UK

Bishop of Maidstone to 'give voice' to women bishop critics

The General Synod of the Church Image copyright Getty Images
Image caption The General Synod of the Church of England failed to approve draft legislation to introduce women bishops in November 2012

The newly-appointed Bishop of Maidstone has said he hopes to give a voice to those within the Church of England who oppose women bishops.

The Rev Prebendary Rod Thomas - who chairs the conservative evangelical group Reform - is to oversee congregations who do not accept the authority of women bishops.

He said he wanted to create a "mutual flourishing" within the Church.

The Church formally adopted legislation to allow women bishops last November.

The first woman to be made a bishop - the Rt Rev Libby Lane - was consecrated as the eighth Bishop of Stockport at York Minster in January.

Image copyright PA
Image caption Libby Lane was ordained as the Church of England's first female bishop in a ceremony at York Minster this year

A second woman bishop was appointed in March - Reverend Canon Alison White, Bishop of Hull.

However, divisions still remain between Anglicans who feel the change is consistent with their faith and traditionalists who disagree.
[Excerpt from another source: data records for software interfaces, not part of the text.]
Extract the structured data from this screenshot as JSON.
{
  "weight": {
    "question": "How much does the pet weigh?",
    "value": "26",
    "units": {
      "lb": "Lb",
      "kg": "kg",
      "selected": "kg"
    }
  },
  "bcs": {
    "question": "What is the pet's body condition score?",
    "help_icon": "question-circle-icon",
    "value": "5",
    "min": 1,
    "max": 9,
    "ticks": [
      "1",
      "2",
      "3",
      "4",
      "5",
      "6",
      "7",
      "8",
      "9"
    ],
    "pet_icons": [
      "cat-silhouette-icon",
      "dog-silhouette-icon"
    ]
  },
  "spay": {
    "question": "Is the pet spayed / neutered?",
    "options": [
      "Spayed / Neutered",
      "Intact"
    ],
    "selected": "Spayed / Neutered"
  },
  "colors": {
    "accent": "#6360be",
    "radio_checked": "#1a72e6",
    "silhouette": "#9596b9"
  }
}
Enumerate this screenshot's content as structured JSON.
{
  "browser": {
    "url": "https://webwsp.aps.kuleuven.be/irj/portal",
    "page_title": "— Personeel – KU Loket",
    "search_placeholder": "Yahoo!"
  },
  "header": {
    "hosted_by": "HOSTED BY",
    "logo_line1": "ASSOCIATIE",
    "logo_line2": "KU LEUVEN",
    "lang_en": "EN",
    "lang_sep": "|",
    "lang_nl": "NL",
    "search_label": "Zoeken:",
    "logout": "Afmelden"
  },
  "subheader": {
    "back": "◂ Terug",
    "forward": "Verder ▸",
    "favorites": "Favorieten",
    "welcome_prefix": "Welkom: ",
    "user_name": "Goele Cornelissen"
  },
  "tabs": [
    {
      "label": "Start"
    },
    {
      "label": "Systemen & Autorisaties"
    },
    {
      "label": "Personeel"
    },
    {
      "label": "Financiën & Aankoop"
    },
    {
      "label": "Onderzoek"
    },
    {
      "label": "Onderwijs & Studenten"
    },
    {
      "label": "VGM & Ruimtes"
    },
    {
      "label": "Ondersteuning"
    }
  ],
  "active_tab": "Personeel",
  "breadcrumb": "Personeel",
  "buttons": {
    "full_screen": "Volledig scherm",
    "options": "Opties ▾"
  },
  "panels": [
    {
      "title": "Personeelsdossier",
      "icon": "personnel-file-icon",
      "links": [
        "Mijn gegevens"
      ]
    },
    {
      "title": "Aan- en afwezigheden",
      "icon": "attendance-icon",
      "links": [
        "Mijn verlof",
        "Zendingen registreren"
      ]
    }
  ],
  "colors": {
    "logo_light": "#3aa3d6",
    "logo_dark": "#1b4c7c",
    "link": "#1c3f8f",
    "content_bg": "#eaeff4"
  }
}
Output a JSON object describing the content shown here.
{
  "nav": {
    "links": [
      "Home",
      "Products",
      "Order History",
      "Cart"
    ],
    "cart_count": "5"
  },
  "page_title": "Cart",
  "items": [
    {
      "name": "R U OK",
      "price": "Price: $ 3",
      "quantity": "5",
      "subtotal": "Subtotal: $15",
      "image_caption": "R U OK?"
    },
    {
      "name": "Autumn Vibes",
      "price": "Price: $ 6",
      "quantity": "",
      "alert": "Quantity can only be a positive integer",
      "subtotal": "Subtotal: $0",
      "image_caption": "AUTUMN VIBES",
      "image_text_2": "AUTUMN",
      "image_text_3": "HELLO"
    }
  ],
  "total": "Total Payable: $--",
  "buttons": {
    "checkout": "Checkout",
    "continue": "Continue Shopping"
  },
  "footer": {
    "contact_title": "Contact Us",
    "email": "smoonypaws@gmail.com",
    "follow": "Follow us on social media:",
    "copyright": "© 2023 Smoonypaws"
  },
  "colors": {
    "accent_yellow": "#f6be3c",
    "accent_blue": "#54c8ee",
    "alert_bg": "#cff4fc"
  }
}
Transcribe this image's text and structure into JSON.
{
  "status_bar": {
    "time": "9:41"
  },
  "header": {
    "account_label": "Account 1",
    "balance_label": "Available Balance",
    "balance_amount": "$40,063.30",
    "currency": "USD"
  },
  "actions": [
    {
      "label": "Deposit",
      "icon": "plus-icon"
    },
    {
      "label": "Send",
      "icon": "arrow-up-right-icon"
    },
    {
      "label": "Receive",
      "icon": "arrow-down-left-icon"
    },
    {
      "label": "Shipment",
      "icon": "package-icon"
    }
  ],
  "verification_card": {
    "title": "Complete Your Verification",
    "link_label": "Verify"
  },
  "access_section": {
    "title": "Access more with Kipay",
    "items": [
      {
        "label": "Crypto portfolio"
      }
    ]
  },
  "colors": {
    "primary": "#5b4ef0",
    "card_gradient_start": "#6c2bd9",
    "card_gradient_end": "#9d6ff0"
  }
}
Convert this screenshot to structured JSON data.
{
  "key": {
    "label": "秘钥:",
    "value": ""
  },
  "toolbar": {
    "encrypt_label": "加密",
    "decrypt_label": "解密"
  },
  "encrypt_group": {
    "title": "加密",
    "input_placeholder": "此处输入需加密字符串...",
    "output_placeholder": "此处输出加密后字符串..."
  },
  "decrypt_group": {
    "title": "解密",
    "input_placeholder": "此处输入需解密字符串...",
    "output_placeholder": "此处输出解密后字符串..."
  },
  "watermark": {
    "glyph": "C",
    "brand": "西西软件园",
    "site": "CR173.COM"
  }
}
'Full part' in diocese

The Church has allowed concessions for those parishes that continue to object to the appointment of a women bishop.

It provides them with the right to ask for a male alternative and to take disputes to an independent arbitrator.

Speaking to BBC Radio 4's Sunday programme, Mr Thomas said that once consecrated he would look after individual parishes that had "difficulty" accepting the oversight of their female bishops.

Mr Thomas said many parishes would be able to find "solutions" within their own diocese by finding other male bishops to minister them.

But he added: "That won't be the case everywhere - it could be any number from 10 to several hundred."

"It is certainly not my intention to lead a church within a church. My intention is to enable conservative evangelical congregations to play a very full part in the life of their dioceses," he said.

Asked if he felt his appointment would stop the Church from splitting, he added: "I don't think anyone is talking in terms of a split, but we are talking in terms of mutual flourishing."

The BBC Radio 4's Sunday programme is broadcast from 06:00 BST on Sunday mornings.